The official history confirms Hirohito’s bullheadedness in delaying surrender when it was clear that defeat was inevitable. He had hoped desperately to enlist Stalin’s Soviet Union to obtain more favourable peace terms. Had Japan surrendered sooner, the firebombing of its cities and the two atomic bombings might have been avoided.

Why does all this matter, nearly 70 years since the end of the war?

Unlike Germany, where acceptance of responsibility for the Nazis’ crimes is embedded in government policy, Japan’s government has never engaged in a full-scale reckoning of its wartime conduct.

This is partly because of the anti-imperialist dimension of the war it fought against Western powers, and partly because of America’s support for European colonialism in the early Cold War. But it is also a result of a deliberate choice - abetted by the education system and the mass media, with notable exceptions - to overlook or distort issues of accountability.

The new history comes at a politically opportune time. Prime Minister Shinzo Abe’s Liberal Democratic Party government is waging a campaign to pump up nationalist pride. Mr Abe has made no secret of his desire to enhance the monarchy’s status in a revised “peace Constitution” that would rewrite Article 9, which prohibits Japan from maintaining offensive forces.

The very idea of a carefully vetted official biography of a leader fits within the Sino-Japanese historical tradition, but raises deep suspicions of a whitewash, as well as issues of contemporary relevance. Okinawans cannot take pride in the way Hirohito sacrificed them, by consenting to indefinite American military control of their island. Japan’s neighbours, like South Korea and the Philippines, cannot be reassured by the way its wartime past is overlooked or played down, but neither can they be reassured by America’s confrontational, militaristic approach towards Chinese assertiveness.

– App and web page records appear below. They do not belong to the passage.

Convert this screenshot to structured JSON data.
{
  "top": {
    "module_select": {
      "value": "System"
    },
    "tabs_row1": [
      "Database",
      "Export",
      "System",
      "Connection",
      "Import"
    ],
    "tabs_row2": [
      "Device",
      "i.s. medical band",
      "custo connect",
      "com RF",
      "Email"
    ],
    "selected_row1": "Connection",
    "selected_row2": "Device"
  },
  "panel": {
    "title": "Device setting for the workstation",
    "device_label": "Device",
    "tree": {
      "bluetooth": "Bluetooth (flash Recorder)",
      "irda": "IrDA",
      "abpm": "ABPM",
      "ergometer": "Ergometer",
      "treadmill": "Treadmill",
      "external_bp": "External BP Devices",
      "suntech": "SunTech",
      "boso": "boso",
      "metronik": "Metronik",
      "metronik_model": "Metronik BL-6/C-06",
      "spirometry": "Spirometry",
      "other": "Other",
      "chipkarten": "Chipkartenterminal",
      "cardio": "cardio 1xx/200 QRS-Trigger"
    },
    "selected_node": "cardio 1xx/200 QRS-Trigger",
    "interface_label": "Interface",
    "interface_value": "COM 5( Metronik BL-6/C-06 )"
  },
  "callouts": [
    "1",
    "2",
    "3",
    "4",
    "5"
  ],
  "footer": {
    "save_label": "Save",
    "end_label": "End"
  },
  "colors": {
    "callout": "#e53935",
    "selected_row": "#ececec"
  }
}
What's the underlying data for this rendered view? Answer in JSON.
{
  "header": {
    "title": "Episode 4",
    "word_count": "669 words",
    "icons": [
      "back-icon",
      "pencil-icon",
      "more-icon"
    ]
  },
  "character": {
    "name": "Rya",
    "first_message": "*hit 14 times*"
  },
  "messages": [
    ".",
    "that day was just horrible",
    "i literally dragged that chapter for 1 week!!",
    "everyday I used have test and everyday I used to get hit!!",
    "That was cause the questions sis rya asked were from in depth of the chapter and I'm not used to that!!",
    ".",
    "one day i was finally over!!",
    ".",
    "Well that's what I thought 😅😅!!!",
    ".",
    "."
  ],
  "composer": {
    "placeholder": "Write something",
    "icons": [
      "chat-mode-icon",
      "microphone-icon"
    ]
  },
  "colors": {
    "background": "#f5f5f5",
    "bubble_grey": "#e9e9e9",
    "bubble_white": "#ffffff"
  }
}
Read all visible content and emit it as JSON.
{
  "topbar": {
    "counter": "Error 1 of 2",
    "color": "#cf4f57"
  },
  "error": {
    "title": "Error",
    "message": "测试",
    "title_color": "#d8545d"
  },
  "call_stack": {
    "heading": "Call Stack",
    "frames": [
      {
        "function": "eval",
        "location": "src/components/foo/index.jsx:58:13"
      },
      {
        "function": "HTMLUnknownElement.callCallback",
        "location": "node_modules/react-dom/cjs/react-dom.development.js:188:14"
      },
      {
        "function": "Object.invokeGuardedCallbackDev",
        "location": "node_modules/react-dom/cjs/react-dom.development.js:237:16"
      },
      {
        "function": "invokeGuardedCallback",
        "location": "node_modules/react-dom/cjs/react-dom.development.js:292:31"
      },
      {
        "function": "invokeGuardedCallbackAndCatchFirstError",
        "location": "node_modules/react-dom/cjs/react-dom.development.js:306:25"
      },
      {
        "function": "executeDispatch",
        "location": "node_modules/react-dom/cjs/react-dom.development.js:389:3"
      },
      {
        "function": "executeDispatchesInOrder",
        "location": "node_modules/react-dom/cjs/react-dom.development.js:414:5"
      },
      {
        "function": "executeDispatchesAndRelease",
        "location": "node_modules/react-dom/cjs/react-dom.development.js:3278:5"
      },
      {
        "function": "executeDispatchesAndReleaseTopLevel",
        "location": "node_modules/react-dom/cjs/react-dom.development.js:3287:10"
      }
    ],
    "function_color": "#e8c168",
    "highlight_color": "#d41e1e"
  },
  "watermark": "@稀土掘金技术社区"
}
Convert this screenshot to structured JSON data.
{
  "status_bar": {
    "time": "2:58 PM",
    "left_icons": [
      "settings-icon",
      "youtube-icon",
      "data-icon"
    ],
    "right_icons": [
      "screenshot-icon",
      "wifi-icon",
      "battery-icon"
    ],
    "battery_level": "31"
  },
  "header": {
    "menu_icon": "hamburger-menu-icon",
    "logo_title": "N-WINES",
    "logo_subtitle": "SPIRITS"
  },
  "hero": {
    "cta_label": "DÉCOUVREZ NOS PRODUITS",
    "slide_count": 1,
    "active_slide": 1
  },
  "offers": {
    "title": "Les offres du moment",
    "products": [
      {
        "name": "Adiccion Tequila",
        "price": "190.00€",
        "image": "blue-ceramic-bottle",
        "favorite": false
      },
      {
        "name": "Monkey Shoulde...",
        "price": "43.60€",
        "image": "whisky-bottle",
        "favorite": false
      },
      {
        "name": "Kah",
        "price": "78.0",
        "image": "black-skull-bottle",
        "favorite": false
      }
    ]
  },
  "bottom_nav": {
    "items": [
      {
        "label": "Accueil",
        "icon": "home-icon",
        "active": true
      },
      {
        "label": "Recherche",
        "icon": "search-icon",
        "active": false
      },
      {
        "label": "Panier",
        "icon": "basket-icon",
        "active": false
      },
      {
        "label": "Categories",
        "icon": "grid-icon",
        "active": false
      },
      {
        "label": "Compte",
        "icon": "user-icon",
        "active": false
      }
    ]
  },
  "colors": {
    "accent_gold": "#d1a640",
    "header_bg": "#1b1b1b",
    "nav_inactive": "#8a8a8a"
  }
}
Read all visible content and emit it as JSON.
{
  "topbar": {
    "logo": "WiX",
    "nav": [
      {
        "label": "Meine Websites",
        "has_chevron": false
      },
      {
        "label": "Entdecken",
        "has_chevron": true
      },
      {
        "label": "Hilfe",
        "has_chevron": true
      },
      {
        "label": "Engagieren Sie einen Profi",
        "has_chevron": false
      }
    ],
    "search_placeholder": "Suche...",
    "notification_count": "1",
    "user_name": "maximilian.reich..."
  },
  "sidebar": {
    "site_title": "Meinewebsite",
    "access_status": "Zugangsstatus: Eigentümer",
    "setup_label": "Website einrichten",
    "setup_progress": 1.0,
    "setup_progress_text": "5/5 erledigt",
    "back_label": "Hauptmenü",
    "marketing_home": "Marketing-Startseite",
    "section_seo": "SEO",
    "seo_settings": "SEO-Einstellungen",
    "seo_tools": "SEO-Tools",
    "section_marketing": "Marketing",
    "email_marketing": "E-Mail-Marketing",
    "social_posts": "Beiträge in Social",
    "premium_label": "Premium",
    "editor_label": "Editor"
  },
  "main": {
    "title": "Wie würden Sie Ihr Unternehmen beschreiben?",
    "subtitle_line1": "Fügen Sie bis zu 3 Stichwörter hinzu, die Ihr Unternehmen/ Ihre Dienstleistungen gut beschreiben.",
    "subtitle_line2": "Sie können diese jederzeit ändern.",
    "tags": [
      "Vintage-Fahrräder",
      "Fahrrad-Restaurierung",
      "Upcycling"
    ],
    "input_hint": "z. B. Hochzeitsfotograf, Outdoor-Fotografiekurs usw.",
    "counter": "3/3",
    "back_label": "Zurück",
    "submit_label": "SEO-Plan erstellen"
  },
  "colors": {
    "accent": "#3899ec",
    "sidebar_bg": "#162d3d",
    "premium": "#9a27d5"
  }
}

After Hirohito died in 1989, there was an outpouring of interest in his reign and a decade-long debate about his war responsibility. Now, after decades of mediocre economic performance, generational divides have deepened and the Japanese may not take much note.

If so, a crucial opportunity to improve relations with Asian neighbours and deepen understanding of the causes of aggression will have been lost.

NEW YORK TIMES